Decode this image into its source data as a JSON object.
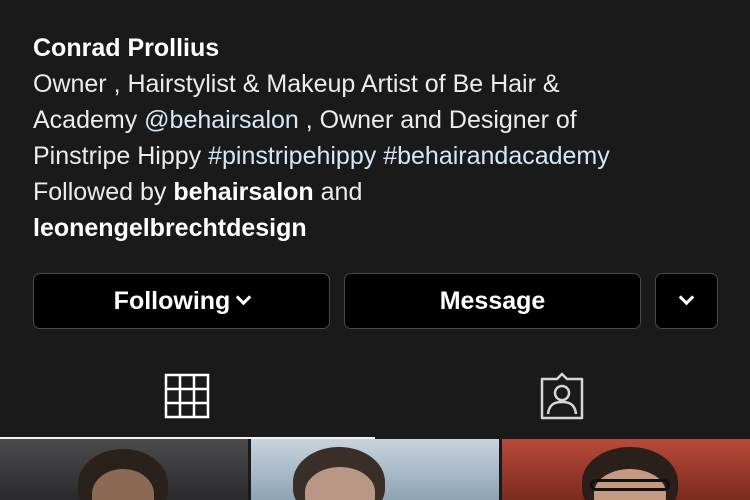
{
  "profile": {
    "name": "Conrad Prollius",
    "bio_line1": "Owner , Hairstylist & Makeup Artist of Be Hair &",
    "bio_line2_prefix": "Academy ",
    "bio_link": "@behairsalon",
    "bio_line2_suffix": " , Owner and Designer of",
    "bio_line3_prefix": "Pinstripe Hippy ",
    "hashtag1": "#pinstripehippy",
    "bio_space": " ",
    "hashtag2": "#behairandacademy",
    "followed_by_prefix": "Followed by ",
    "followed_by_user1": "behairsalon",
    "followed_by_and": " and",
    "followed_by_user2": "leonengelbrechtdesign"
  },
  "actions": {
    "following_label": "Following",
    "message_label": "Message"
  },
  "tabs": {
    "grid_icon": "grid-icon",
    "tagged_icon": "tagged-person-icon"
  },
  "colors": {
    "background": "#1a1a1a",
    "button_bg": "#000000",
    "link": "#d8e6f5"
  }
}
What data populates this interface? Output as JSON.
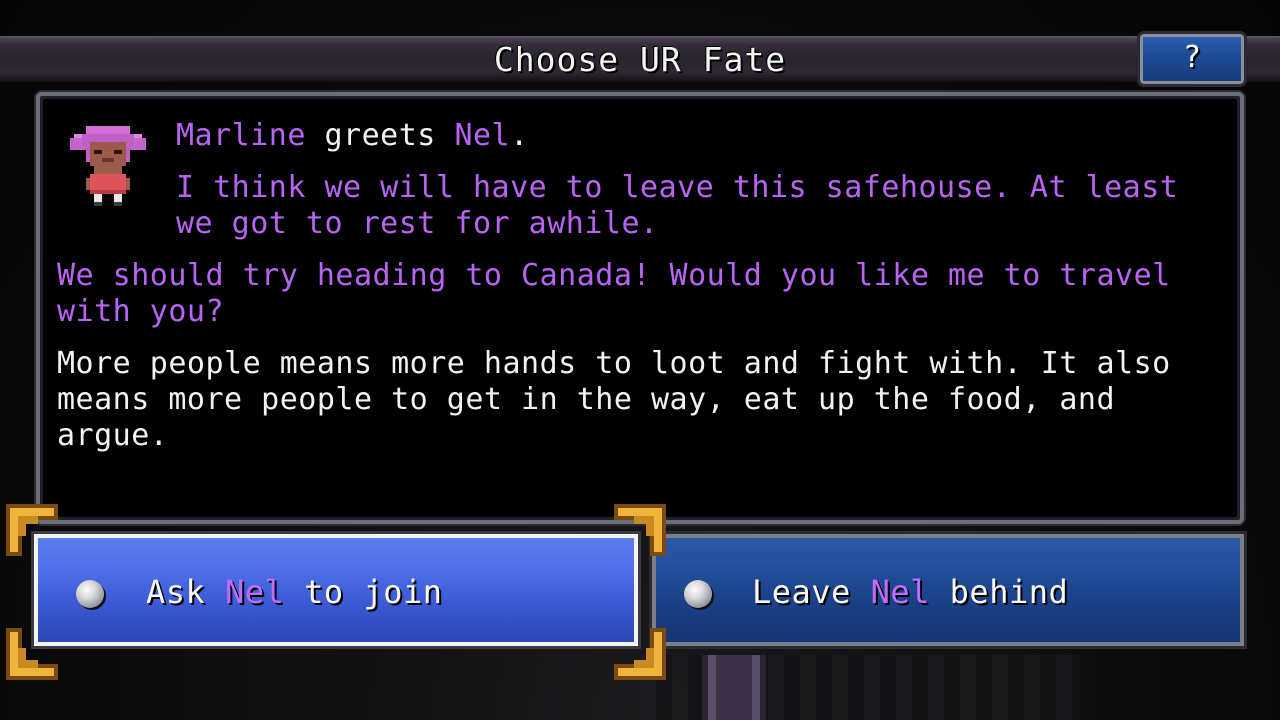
{
  "window": {
    "title": "Choose UR Fate",
    "help_label": "?"
  },
  "dialogue": {
    "speaker": "Marline",
    "greet_verb": "greets",
    "target": "Nel",
    "greet_end": ".",
    "quote_line1": "I think we will have to leave this safehouse. At least we got to rest for awhile.",
    "quote_line2": "We should try heading to Canada! Would you like me to travel with you?",
    "narration": "More people means more hands to loot and fight with. It also means more people to get in the way, eat up the food, and argue."
  },
  "choices": [
    {
      "pre": "Ask ",
      "name": "Nel",
      "post": " to join",
      "selected": true
    },
    {
      "pre": "Leave ",
      "name": "Nel",
      "post": " behind",
      "selected": false
    }
  ],
  "colors": {
    "name_purple": "#b864f2",
    "selected_button": "#4f70e8",
    "unselected_button": "#214c98",
    "corner_gold": "#e0a22c"
  },
  "icons": {
    "portrait": "marline-portrait",
    "radio": "radio-bullet-icon",
    "corners": "selection-corner-icon"
  }
}
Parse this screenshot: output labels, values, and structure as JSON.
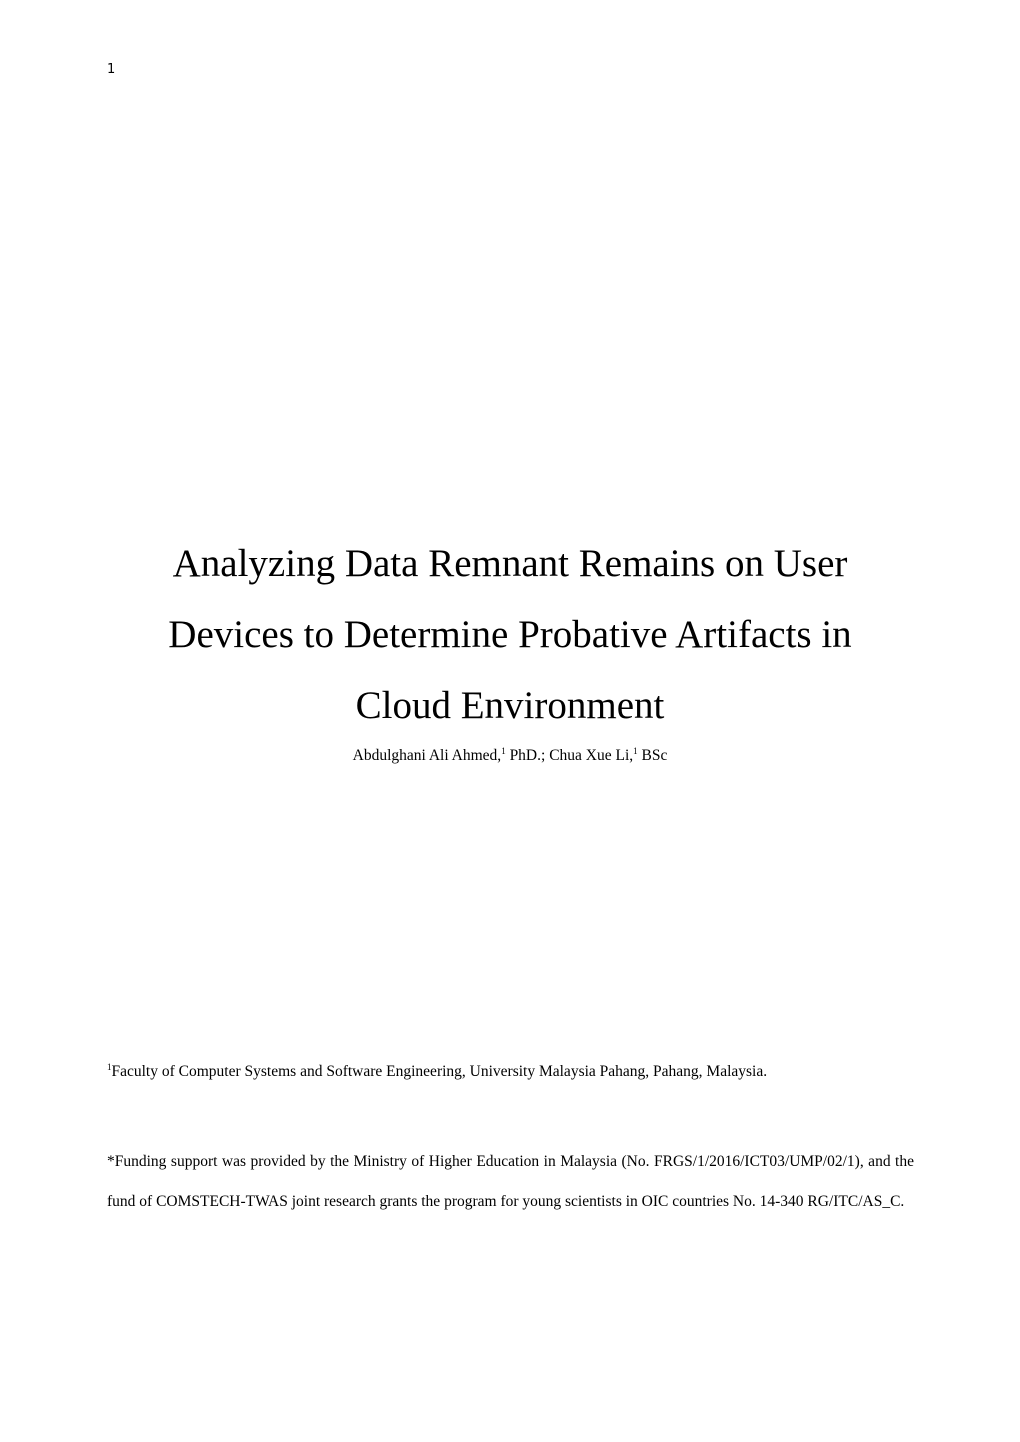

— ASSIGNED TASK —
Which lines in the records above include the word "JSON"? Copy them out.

— RESPONSE TO THE EXERCISE —
Decode this image into its source data as a JSON object.
What data populates this interface? Output as JSON.
Parse this screenshot: output labels, values, and structure as JSON.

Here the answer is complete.